__EXERCISE AIM__:
Your task is to give the records again exactly. Leave each picture out.

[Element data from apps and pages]
■ ■ ■ ■

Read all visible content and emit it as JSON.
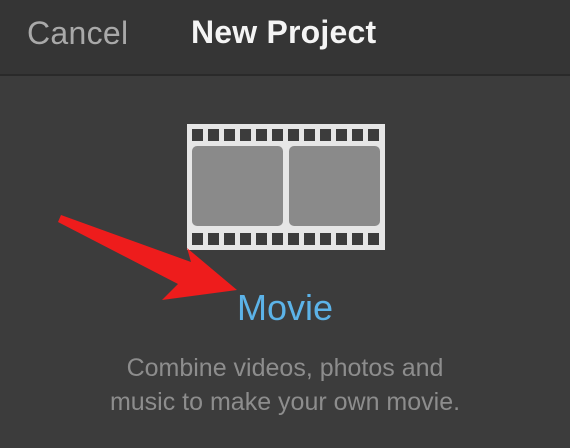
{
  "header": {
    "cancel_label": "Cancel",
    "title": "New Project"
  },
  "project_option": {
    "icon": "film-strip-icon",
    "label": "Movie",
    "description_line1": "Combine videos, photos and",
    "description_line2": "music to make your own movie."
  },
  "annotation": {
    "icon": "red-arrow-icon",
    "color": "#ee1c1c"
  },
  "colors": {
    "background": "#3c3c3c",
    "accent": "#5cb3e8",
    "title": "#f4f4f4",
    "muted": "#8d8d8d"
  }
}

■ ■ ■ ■

__EXERCISE RESULT__:
Read all visible content and emit it as JSON.
{
  "header": {
    "cancel_label": "Cancel",
    "title": "New Project"
  },
  "project_option": {
    "icon": "film-strip-icon",
    "label": "Movie",
    "description_line1": "Combine videos, photos and",
    "description_line2": "music to make your own movie."
  },
  "annotation": {
    "icon": "red-arrow-icon",
    "color": "#ee1c1c"
  },
  "colors": {
    "background": "#3c3c3c",
    "accent": "#5cb3e8",
    "title": "#f4f4f4",
    "muted": "#8d8d8d"
  }
}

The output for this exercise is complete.